The invention is not limited to the embodiments described above. In some embodiments, the memory cell is programmed by hot electron injection. The memory cell can be a multi-state cell, possibly with multiple floating gates and multiple charge trapping elements. The memory cell can be part of a memory array. Many memory array and memory cell architectures commonly used for floating gate memories can also be used in conjunction with the present invention. In particular, non-planar memory cells, split-gate memory cells, NAND, AND, NOR and other arrays can be used. Tunnel dielectric 150 may include silicon nitride and/or silicon oxynitride and/or multiple layers with different energy gaps. Charge trapping dielectric 160 can be made of materials other than silicon nitride, and can be embedded with nanocrystals and/or implemented as a combination of layers with different energy bands. The invention is not limited to planar structures. For example, the floating gate, the charge-trapping layer, and the tunnel dielectric may be formed as conformal layers over sidewalls of a protrusion (a fin) in substrate 110 or over sidewalls of a trench in substrate 110.

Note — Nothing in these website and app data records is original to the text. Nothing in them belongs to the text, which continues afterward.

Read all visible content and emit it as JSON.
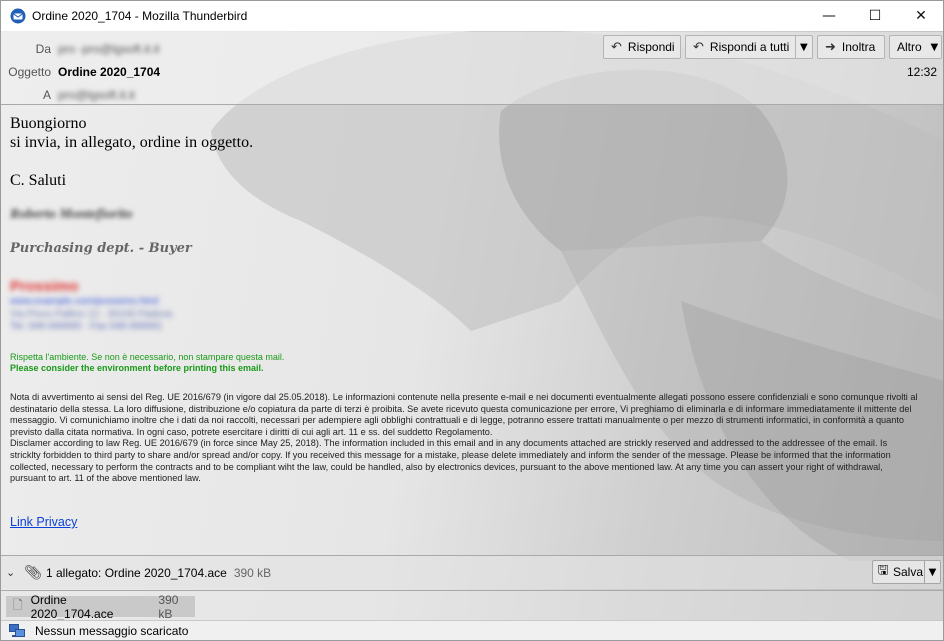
{
  "window": {
    "title": "Ordine 2020_1704 - Mozilla Thunderbird",
    "controls": {
      "minimize": "—",
      "maximize": "☐",
      "close": "✕"
    }
  },
  "header": {
    "from_label": "Da",
    "from_value": "pro -pro@lgsoft.it.it",
    "subject_label": "Oggetto",
    "subject_value": "Ordine 2020_1704",
    "to_label": "A",
    "to_value": "pro@lgsoft.it.it",
    "time": "12:32",
    "buttons": {
      "reply": "Rispondi",
      "reply_all": "Rispondi a tutti",
      "forward": "Inoltra",
      "more": "Altro"
    }
  },
  "body": {
    "greeting": "Buongiorno",
    "line1": "si invia, in allegato, ordine in oggetto.",
    "closing": "C. Saluti",
    "signature_name": "Roberto Montefiorito",
    "signature_dept": "Purchasing dept. - Buyer",
    "company_block": [
      "Prossimo",
      "www.example.com/prossimo.html",
      "Via Pinco Pallino 12 - 35100 Padova",
      "Tel. 049 000000 · Fax 049 000001"
    ],
    "env_it": "Rispetta l'ambiente. Se non è necessario, non stampare questa mail.",
    "env_en": "Please consider the environment before printing this email.",
    "disclaimer_it": "Nota di avvertimento ai sensi del Reg. UE 2016/679 (in vigore dal 25.05.2018). Le informazioni contenute nella presente e-mail e nei documenti eventualmente allegati possono essere confidenziali e sono comunque rivolti al destinatario della stessa. La loro diffusione, distribuzione e/o copiatura da parte di terzi è proibita. Se avete ricevuto questa comunicazione per errore, Vi preghiamo di eliminarla e di informare immediatamente il mittente del messaggio. Vi comunichiamo inoltre che i dati da noi raccolti, necessari per adempiere agli obblighi contrattuali e di legge, potranno essere trattati manualmente o per mezzo di strumenti informatici, in conformità a quanto previsto dalla citata normativa. In ogni caso, potrete esercitare i diritti di cui agli art. 11 e ss. del suddetto Regolamento.",
    "disclaimer_en": "Disclamer according to law Reg. UE 2016/679 (in force since May 25, 2018). The information included in this email and in any documents attached are strickly reserved and addressed to the addressee of the email. Is stricklty forbidden to third party to share and/or spread and/or copy. If you received this message for a mistake, please delete immediately and inform the sender of the message. Please be informed that the information collected, necessary to perform the contracts and to be compliant wiht the law, could be handled, also by electronics devices, pursuant to the above mentioned law. At any time you can assert your right of withdrawal, pursuant to art. 11 of the above mentioned law.",
    "link_privacy": "Link Privacy"
  },
  "attachments": {
    "summary": "1 allegato: Ordine 2020_1704.ace",
    "summary_size": "390 kB",
    "save_label": "Salva",
    "items": [
      {
        "name": "Ordine 2020_1704.ace",
        "size": "390 kB"
      }
    ]
  },
  "status": {
    "text": "Nessun messaggio scaricato"
  }
}
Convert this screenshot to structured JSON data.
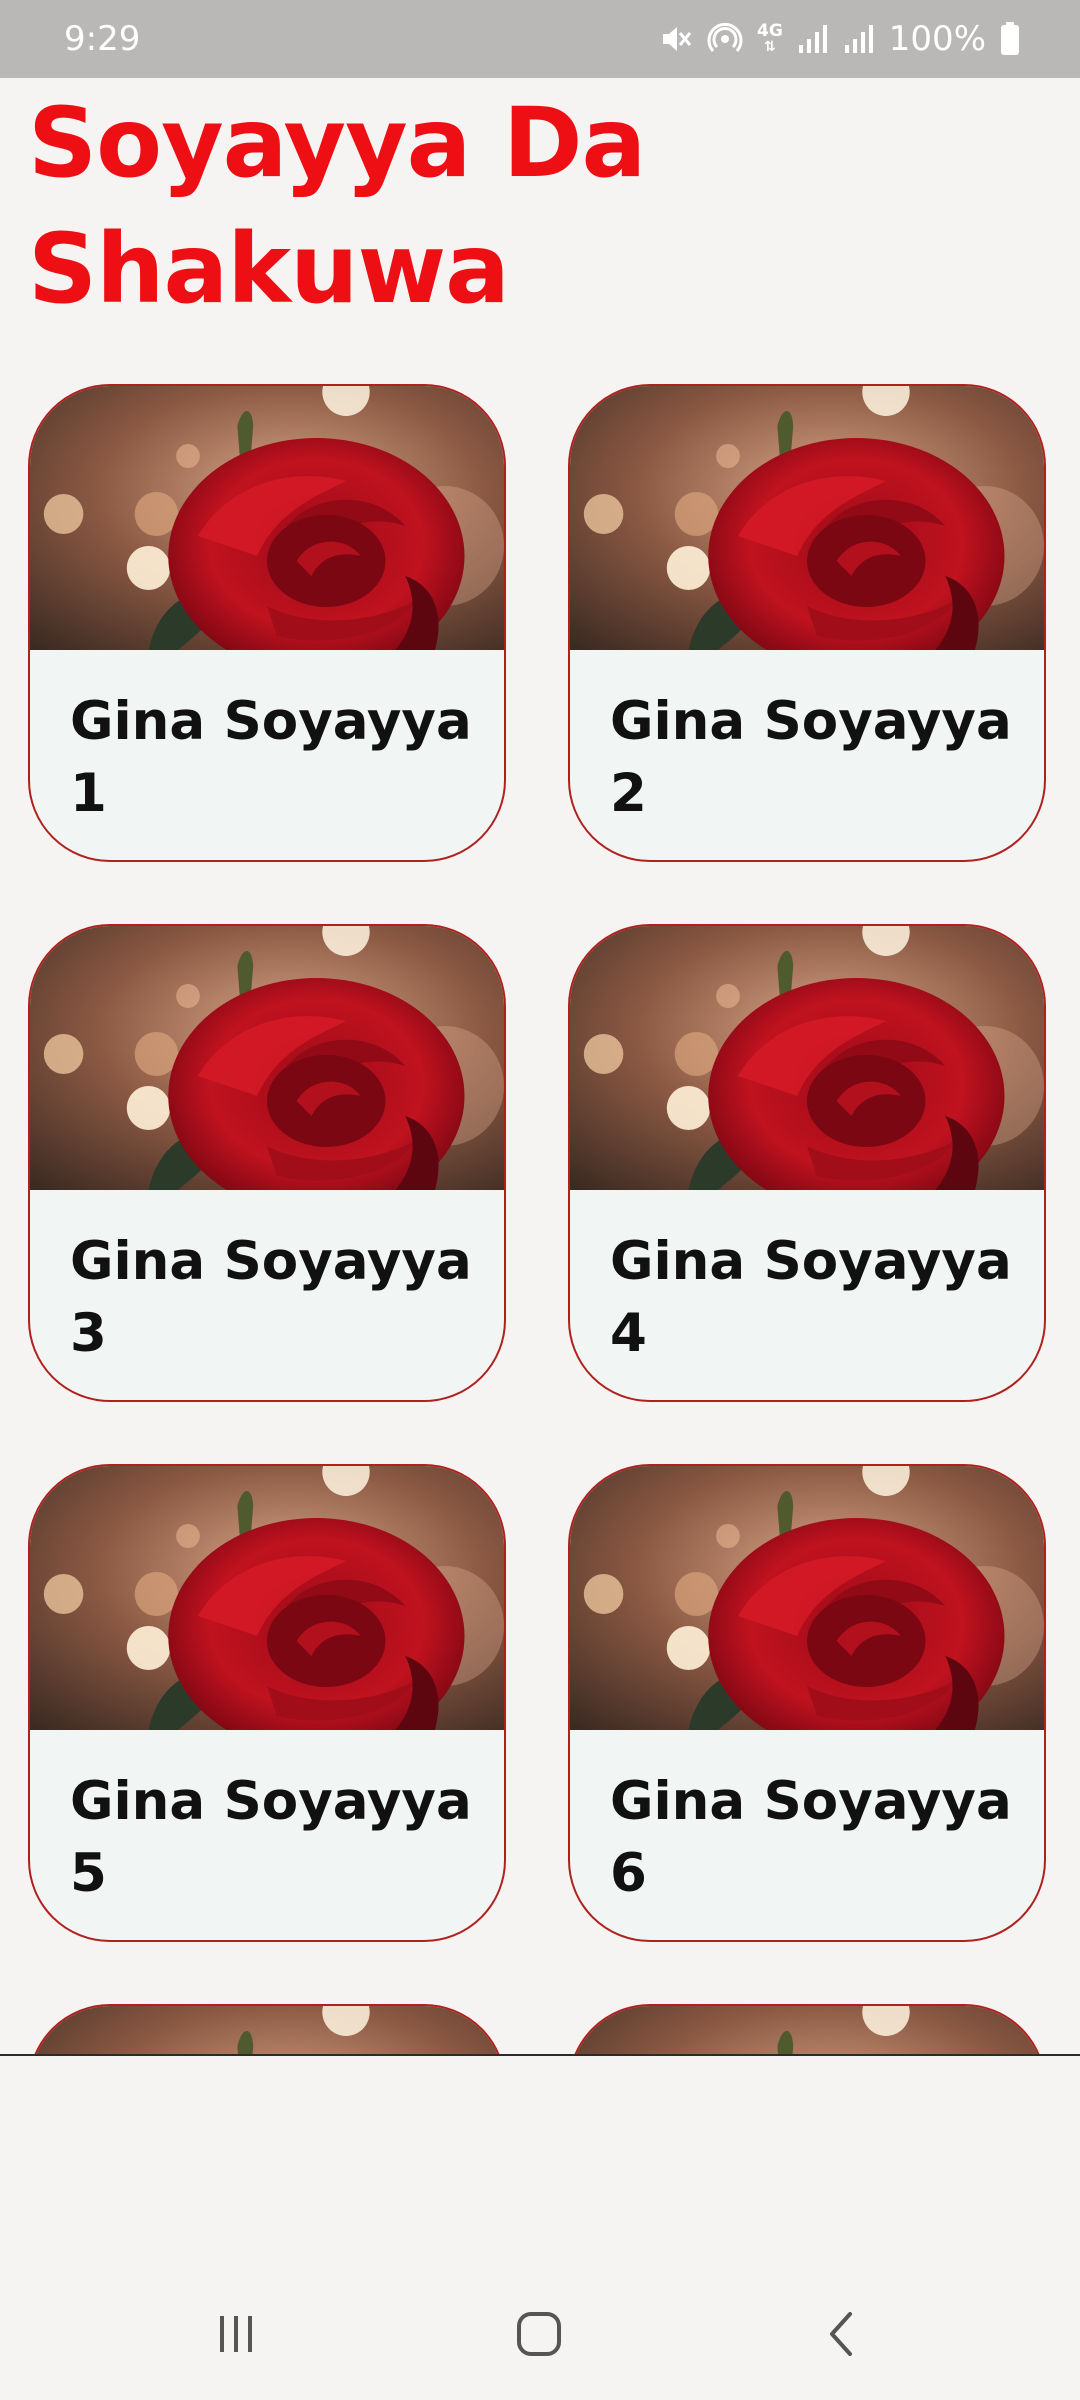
{
  "status_bar": {
    "time": "9:29",
    "network": "4G",
    "battery": "100%",
    "icons": [
      "mute-icon",
      "hotspot-icon",
      "network-4g-icon",
      "signal-icon",
      "signal-icon",
      "battery-icon"
    ]
  },
  "page": {
    "title": "Soyayya Da Shakuwa"
  },
  "cards": [
    {
      "label": "Gina Soyayya 1"
    },
    {
      "label": "Gina Soyayya 2"
    },
    {
      "label": "Gina Soyayya 3"
    },
    {
      "label": "Gina Soyayya 4"
    },
    {
      "label": "Gina Soyayya 5"
    },
    {
      "label": "Gina Soyayya 6"
    },
    {
      "label": ""
    },
    {
      "label": ""
    }
  ],
  "nav_bar": {
    "icons": [
      "recent-apps-icon",
      "home-icon",
      "back-icon"
    ]
  },
  "colors": {
    "title": "#ee0f14",
    "card_border": "#b0201c",
    "card_background": "#f1f5f4",
    "status_bar": "#b9b8b7"
  }
}
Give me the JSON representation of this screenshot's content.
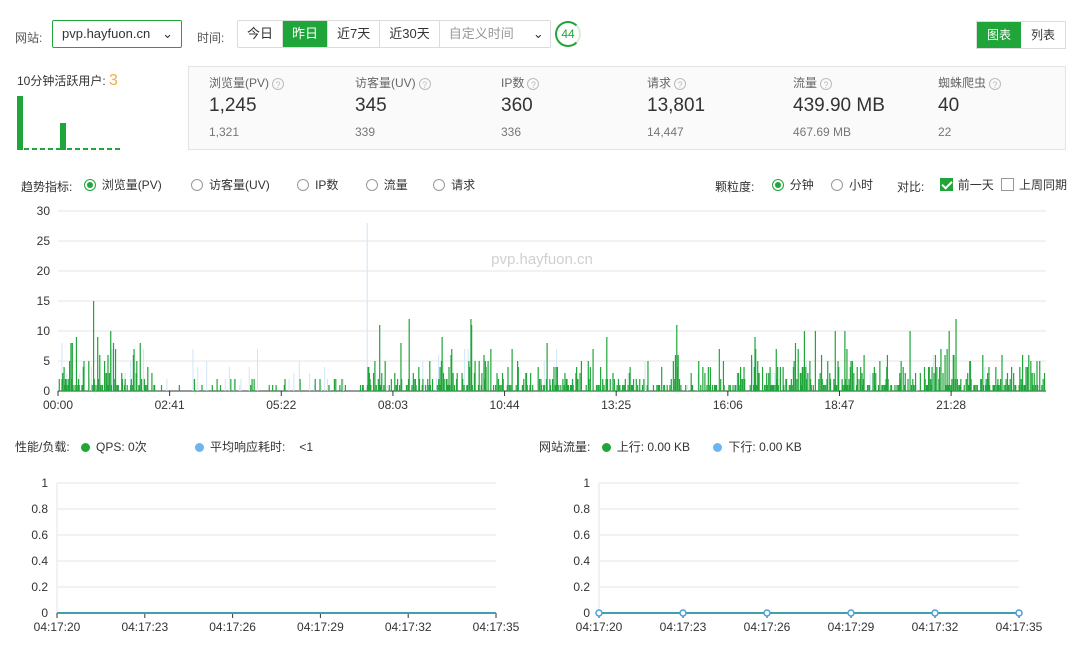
{
  "filters": {
    "site_label": "网站:",
    "site_value": "pvp.hayfuon.cn",
    "time_label": "时间:",
    "time_options": [
      "今日",
      "昨日",
      "近7天",
      "近30天"
    ],
    "time_active": "昨日",
    "custom_time_placeholder": "自定义时间",
    "refresh_countdown": "44",
    "view_options": [
      "图表",
      "列表"
    ],
    "view_active": "图表"
  },
  "active_users": {
    "label": "10分钟活跃用户:",
    "count": "3",
    "bars": [
      0,
      0,
      0,
      0,
      0,
      0,
      0
    ]
  },
  "stats": [
    {
      "title": "浏览量(PV)",
      "value": "1,245",
      "previous": "1,321"
    },
    {
      "title": "访客量(UV)",
      "value": "345",
      "previous": "339"
    },
    {
      "title": "IP数",
      "value": "360",
      "previous": "336"
    },
    {
      "title": "请求",
      "value": "13,801",
      "previous": "14,447"
    },
    {
      "title": "流量",
      "value": "439.90 MB",
      "previous": "467.69 MB"
    },
    {
      "title": "蜘蛛爬虫",
      "value": "40",
      "previous": "22"
    }
  ],
  "trend_controls": {
    "metric_label": "趋势指标:",
    "metrics": [
      "浏览量(PV)",
      "访客量(UV)",
      "IP数",
      "流量",
      "请求"
    ],
    "metric_selected": "浏览量(PV)",
    "granularity_label": "颗粒度:",
    "granularity_options": [
      "分钟",
      "小时"
    ],
    "granularity_selected": "分钟",
    "compare_label": "对比:",
    "compare_options": [
      {
        "label": "前一天",
        "checked": true
      },
      {
        "label": "上周同期",
        "checked": false
      }
    ]
  },
  "chart_data": [
    {
      "type": "bar",
      "title": "",
      "watermark": "pvp.hayfuon.cn",
      "ylim": [
        0,
        30
      ],
      "y_ticks": [
        "0",
        "5",
        "10",
        "15",
        "20",
        "25",
        "30"
      ],
      "x_ticks": [
        "00:00",
        "02:41",
        "05:22",
        "08:03",
        "10:44",
        "13:25",
        "16:06",
        "18:47",
        "21:28"
      ],
      "series": [
        {
          "name": "浏览量(PV)",
          "color": "#20a53a",
          "peak": 15
        },
        {
          "name": "前一天",
          "color": "#cfe6f7",
          "peak": 28
        }
      ]
    },
    {
      "type": "line",
      "legend": [
        {
          "label": "QPS: 0次",
          "color": "#20a53a"
        },
        {
          "label": "平均响应耗时:",
          "value": "<1",
          "color": "#6cb4f2"
        }
      ],
      "title_label": "性能/负载:",
      "ylim": [
        0,
        1
      ],
      "y_ticks": [
        "0",
        "0.2",
        "0.4",
        "0.6",
        "0.8",
        "1"
      ],
      "x_ticks": [
        "04:17:20",
        "04:17:23",
        "04:17:26",
        "04:17:29",
        "04:17:32",
        "04:17:35"
      ],
      "values": [
        0,
        0,
        0,
        0,
        0,
        0
      ]
    },
    {
      "type": "line",
      "title_label": "网站流量:",
      "legend": [
        {
          "label": "上行: 0.00 KB",
          "color": "#20a53a"
        },
        {
          "label": "下行: 0.00 KB",
          "color": "#6cb4f2"
        }
      ],
      "ylim": [
        0,
        1
      ],
      "y_ticks": [
        "0",
        "0.2",
        "0.4",
        "0.6",
        "0.8",
        "1"
      ],
      "x_ticks": [
        "04:17:20",
        "04:17:23",
        "04:17:26",
        "04:17:29",
        "04:17:32",
        "04:17:35"
      ],
      "values": [
        0,
        0,
        0,
        0,
        0,
        0
      ]
    }
  ]
}
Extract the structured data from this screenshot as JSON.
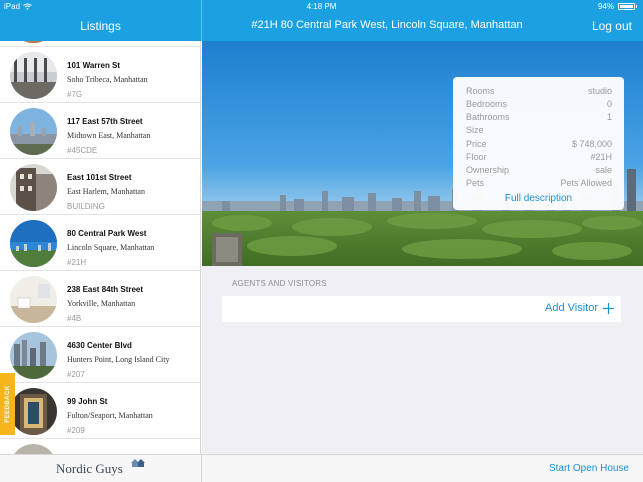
{
  "status_bar": {
    "carrier": "iPad",
    "time": "4:18 PM",
    "battery": "94%"
  },
  "nav": {
    "left_title": "Listings",
    "title": "#21H 80 Central Park West, Lincoln Square, Manhattan",
    "logout": "Log out"
  },
  "listings": [
    {
      "title": "101 Warren St",
      "area": "Soho Tribeca, Manhattan",
      "unit": "#7G"
    },
    {
      "title": "117 East 57th Street",
      "area": "Midtown East, Manhattan",
      "unit": "#45CDE"
    },
    {
      "title": "East 101st Street",
      "area": "East Harlem, Manhattan",
      "unit": "BUILDING"
    },
    {
      "title": "80 Central Park West",
      "area": "Lincoln Square, Manhattan",
      "unit": "#21H"
    },
    {
      "title": "238 East 84th Street",
      "area": "Yorkville, Manhattan",
      "unit": "#4B"
    },
    {
      "title": "4630 Center Blvd",
      "area": "Hunters Point, Long Island City",
      "unit": "#207"
    },
    {
      "title": "99 John St",
      "area": "Fulton/Seaport, Manhattan",
      "unit": "#209"
    }
  ],
  "feedback": "FEEDBACK",
  "details": [
    {
      "label": "Rooms",
      "value": "studio"
    },
    {
      "label": "Bedrooms",
      "value": "0"
    },
    {
      "label": "Bathrooms",
      "value": "1"
    },
    {
      "label": "Size",
      "value": ""
    },
    {
      "label": "Price",
      "value": "$ 748,000"
    },
    {
      "label": "Floor",
      "value": "#21H"
    },
    {
      "label": "Ownership",
      "value": "sale"
    },
    {
      "label": "Pets",
      "value": "Pets Allowed"
    }
  ],
  "full_description": "Full description",
  "agents_section": {
    "label": "AGENTS AND VISITORS",
    "add_visitor": "Add Visitor"
  },
  "footer": {
    "brand": "Nordic Guys",
    "start_open_house": "Start Open House"
  },
  "colors": {
    "accent": "#1ba1e2",
    "link": "#1a8fd8",
    "feedback": "#f6b519"
  }
}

Some embodiments include an integrated circuit comprising a nonvolatile memory cell comprising a semiconductor region for providing electric charge for altering a state of the nonvolatile memory cell. The semiconductor region can be substrate 110, or channel region 120, or source/drain regions 130, 140. The integrated circuit also comprises a dielectric, charge-trapping layer (e.g. layer 160) for trapping and storing electric charge to define the state of the nonvolatile memory cell; a tunnel dielectric (e.g. 150) separating the semiconductor region from the dielectric, charge-trapping layer; and a floating gate separated from the semiconductor region by the tunnel dielectric and the dielectric, charge-trapping layer, for storing charge to define the state of the nonvolatile memory cell, the floating gate being a layer at most 20 nm thick.
In some embodiments, the dielectric, charge-trapping layer is embedded with conductive or semiconductor particles.
Some embodiments provide an integrated circuit comprising a nonvolatile memory cell comprising: a dielectric, charge-trapping layer, for storing at least part of a charge defining a state of the nonvolatile memory cell; and a floating gate overlying and physically contacting the dielectric, charge-trapping layer; wherein the memory cell has a state defined by a non-zero charge stored in the dielectric, charge-trapping layer and the floating gate, with at least 50% of the non-zero charge stored in the dielectric, charge-trapping layer and at least 20% of the non-zero charge stored in the floating gate.
Other embodiments and variations are within the scope of the invention, as defined by the appended claims.